Teen superstar singer Justin Bieber has capitalized upon his success to sell everything from toothbrushes to nail polish. On the tech front, Bieber has invested in companies like Spotify, Sojo Studios and Tinychat. Bieber-backed social media platform Stamped was sold to Yahoo! ( YHOO) last fall. (The "acqui-hire" was CEO Marissa Mayer's first acquisition). Other investors included Ryan Seacrest and Ellen DeGeneres. It's safe to stay that Stamped was star-powered. Bieber is said to invest in dozens of other private companies through his management team. Although a Bieber shout-out can attract worldwide attention (he has 38 million Twitter followers), investors caution that it may be fleeting. Ben Krall of Metamorphic Ventures says "Justin Bieber tweets ... and all the girls check it out.
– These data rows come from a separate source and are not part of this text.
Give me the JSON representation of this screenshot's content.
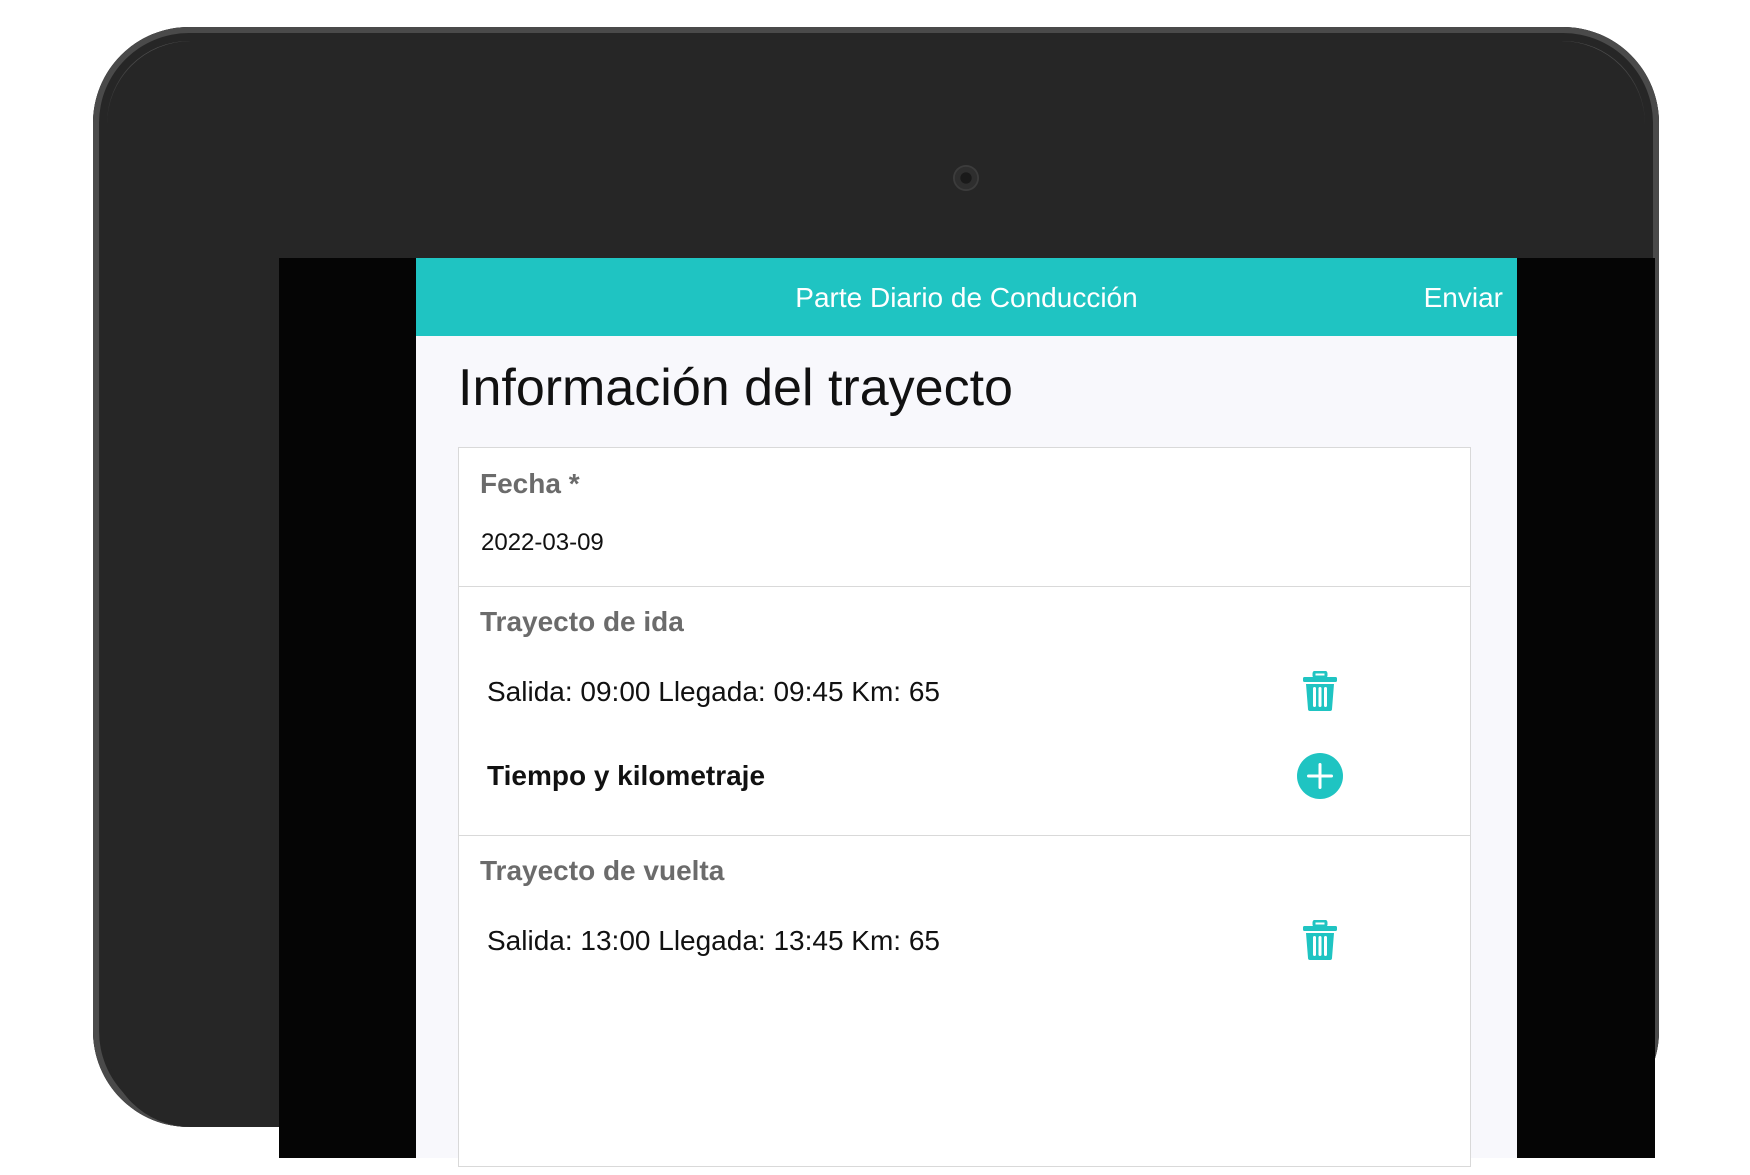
{
  "colors": {
    "accent": "#1fc4c2",
    "label_gray": "#6b6b6b",
    "text": "#111111"
  },
  "navbar": {
    "title": "Parte Diario de Conducción",
    "action_label": "Enviar"
  },
  "page": {
    "title": "Información del trayecto"
  },
  "fecha": {
    "label": "Fecha *",
    "value": "2022-03-09"
  },
  "ida": {
    "label": "Trayecto de ida",
    "entries": [
      {
        "text": "Salida: 09:00 Llegada: 09:45 Km: 65",
        "icon": "trash-icon"
      }
    ],
    "add_label": "Tiempo y kilometraje",
    "add_icon": "plus-circle-icon"
  },
  "vuelta": {
    "label": "Trayecto de vuelta",
    "entries": [
      {
        "text": "Salida: 13:00 Llegada: 13:45 Km: 65",
        "icon": "trash-icon"
      }
    ]
  }
}
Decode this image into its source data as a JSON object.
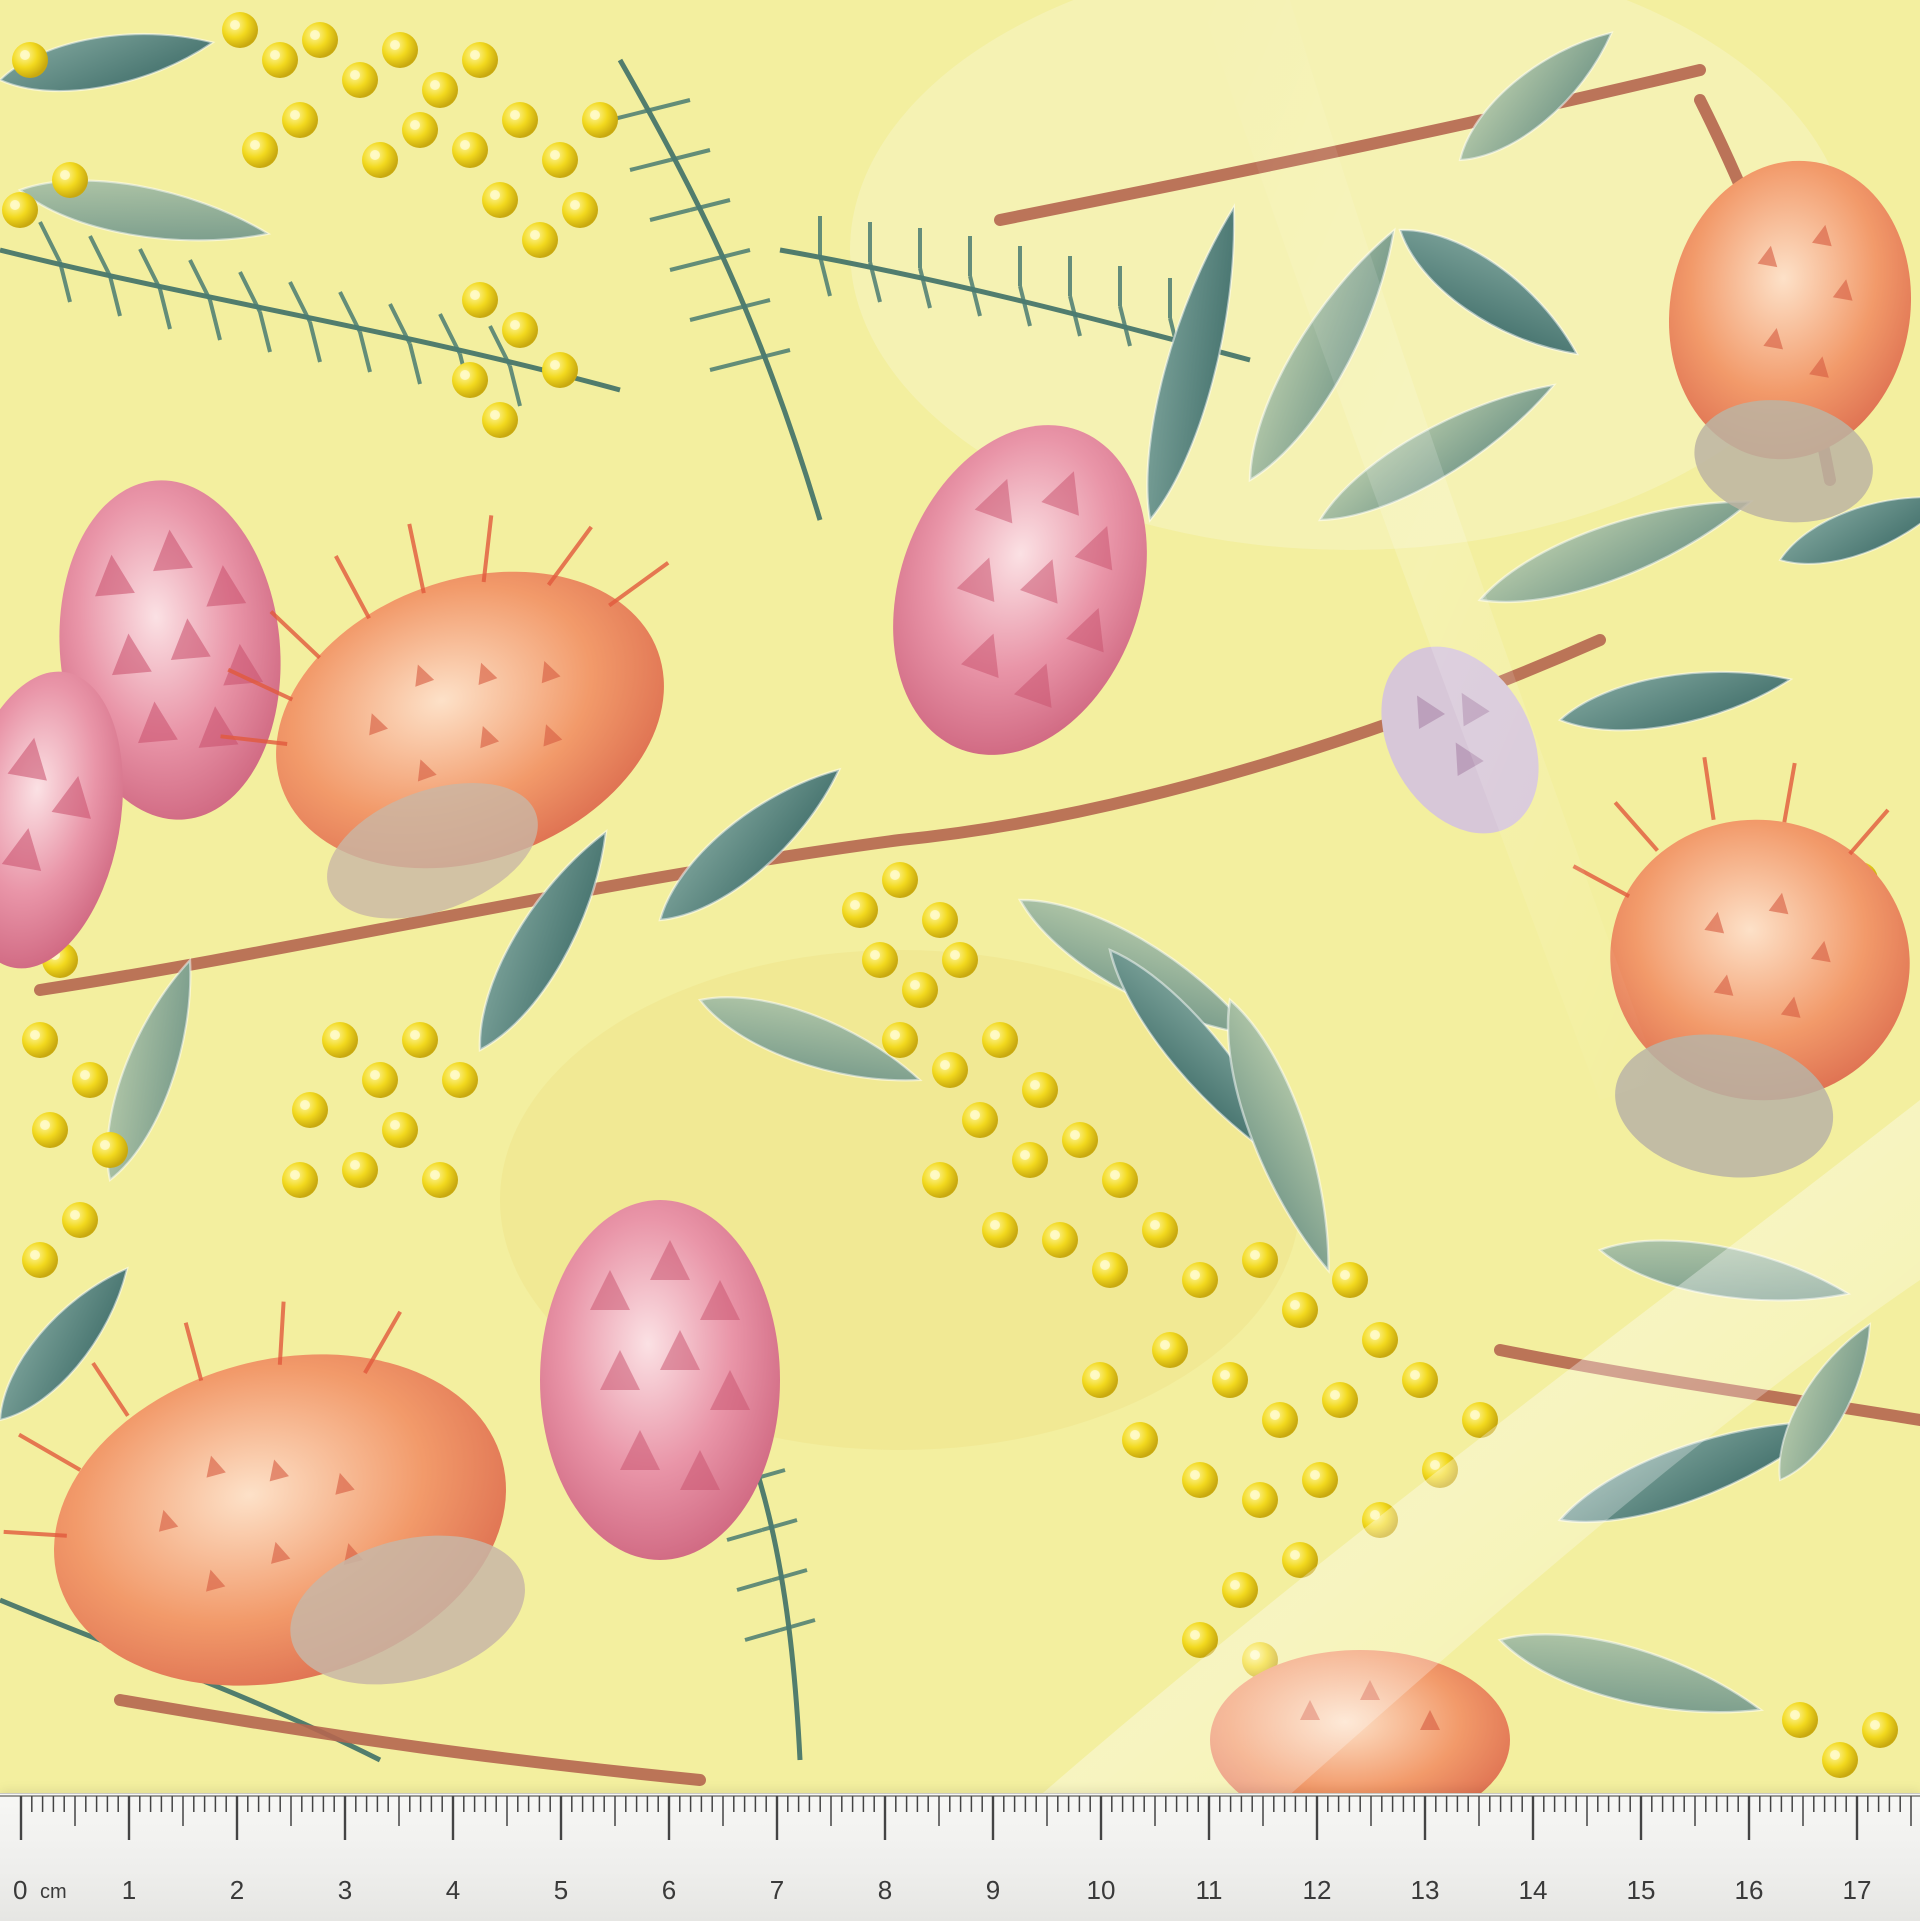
{
  "image": {
    "subject": "watercolor botanical print fabric",
    "background_color": "#f3ef9f",
    "motifs": [
      "protea-flower",
      "banksia-flower",
      "wattle-blossom",
      "eucalyptus-leaf",
      "fern-frond"
    ],
    "palette": {
      "wattle": "#f2d91e",
      "protea_pink": "#e07d95",
      "banksia_orange": "#ef8f62",
      "leaf_sage": "#8fae8a",
      "leaf_teal": "#4f7f78",
      "stem": "#b5664f"
    }
  },
  "ruler": {
    "unit": "cm",
    "labels": [
      "0",
      "1",
      "2",
      "3",
      "4",
      "5",
      "6",
      "7",
      "8",
      "9",
      "10",
      "11",
      "12",
      "13",
      "14",
      "15",
      "16",
      "17"
    ]
  }
}
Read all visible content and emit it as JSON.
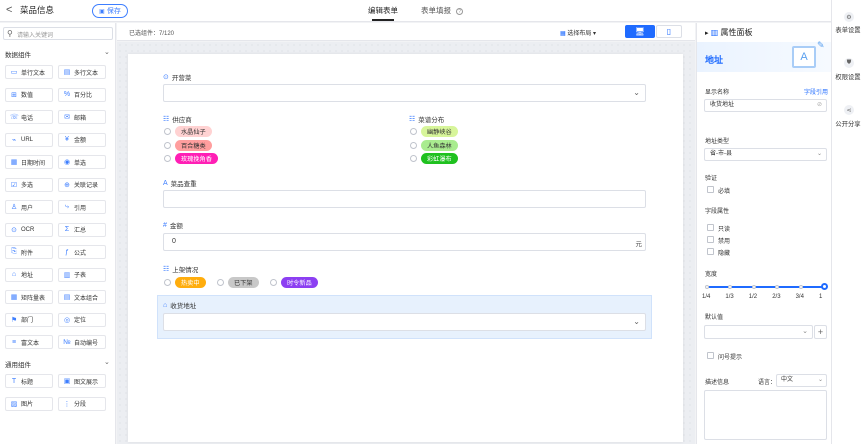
{
  "header": {
    "back": "<",
    "title": "菜品信息",
    "save_label": "保存",
    "tabs": [
      "编辑表单",
      "表单填报"
    ]
  },
  "left": {
    "search_placeholder": "请输入关键词",
    "section1": "数据组件",
    "data_components": [
      "单行文本",
      "多行文本",
      "数值",
      "百分比",
      "电话",
      "邮箱",
      "URL",
      "金额",
      "日期时间",
      "单选",
      "多选",
      "关联记录",
      "用户",
      "引用",
      "OCR",
      "汇总",
      "附件",
      "公式",
      "地址",
      "子表",
      "矩阵量表",
      "文本组合",
      "部门",
      "定位",
      "富文本",
      "自动编号"
    ],
    "section2": "通用组件",
    "common_components": [
      "标题",
      "图文展示",
      "图片",
      "分段"
    ]
  },
  "toolbar": {
    "selected": "已选组件：7/120",
    "layout": "选择布局"
  },
  "form": {
    "f1": {
      "label": "开营菜"
    },
    "f2": {
      "label": "供应商",
      "options": [
        {
          "text": "水晶仙子",
          "bg": "#ffd2d2",
          "color": "#333"
        },
        {
          "text": "百合糖类",
          "bg": "#ff9e9e",
          "color": "#333"
        },
        {
          "text": "玫瑰挽角香",
          "bg": "#ff1fb5",
          "color": "#fff"
        }
      ]
    },
    "f3": {
      "label": "菜谱分布",
      "options": [
        {
          "text": "幽静峡谷",
          "bg": "#d7f59a",
          "color": "#333"
        },
        {
          "text": "人鱼森林",
          "bg": "#a9ec8f",
          "color": "#333"
        },
        {
          "text": "彩虹瀑布",
          "bg": "#1fc11f",
          "color": "#fff"
        }
      ]
    },
    "f4": {
      "label": "菜品查重"
    },
    "f5": {
      "label": "金额",
      "value": "0",
      "unit": "元"
    },
    "f6": {
      "label": "上架情况",
      "options": [
        {
          "text": "热卖中",
          "bg": "#ffad0d",
          "color": "#fff"
        },
        {
          "text": "已下架",
          "bg": "#c8c8c8",
          "color": "#333"
        },
        {
          "text": "时令新品",
          "bg": "#8c3ff2",
          "color": "#fff"
        }
      ]
    },
    "f7": {
      "label": "收货地址"
    }
  },
  "panel": {
    "title": "属性面板",
    "field_title": "地址",
    "display_name_label": "显示名称",
    "field_ref": "字段引用",
    "display_name_value": "收货地址",
    "addr_type_label": "地址类型",
    "addr_type_value": "省-市-县",
    "validation_label": "验证",
    "required": "必填",
    "field_attr_label": "字段属性",
    "readonly": "只读",
    "disabled": "禁用",
    "hidden": "隐藏",
    "width_label": "宽度",
    "width_ticks": [
      "1/4",
      "1/3",
      "1/2",
      "2/3",
      "3/4",
      "1"
    ],
    "width_value": 1,
    "default_label": "默认值",
    "hint_label": "问号提示",
    "desc_label": "描述信息",
    "lang_label": "语言：",
    "lang_value": "中文"
  },
  "far": {
    "items": [
      "表单设置",
      "权限设置",
      "公开分享"
    ]
  },
  "colors": {
    "accent": "#1f6bff"
  }
}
But it doesn't matter if they don't end up coming back once or twice that month." Other than e-commerce sites, where first-time visitors can make purchases, these preliminary visits aren't enough to constitute a "user." Users come back to the site again. Says Krall, "usually two or three visits per month counts." Coincidentally, Bieber's debut song was titled One Time. There's another major pop star named Justin -- Justin Timberlake -- who also has been making venture investments. The superstar recently returned to the music scene with his new album The 20/20 Experience. That ended a seven-year hiatus from making music but Timberlake had been investing in music. Timberlake backed music education software start-up Miso Media, alongside Google ( GOOG) Ventures in 2010. The company teaches people how to play string instruments, using real-time feedback. Timberlake also invested in social shopping Stipple in 2010, alongside Kleiner Perkins. The triple threat, who played Sean Parker in The Social Network, currently co-owns MySpace. He may be able to "bring sexy back," but can he bring MySpace back? -- Written by Katie Roof in New York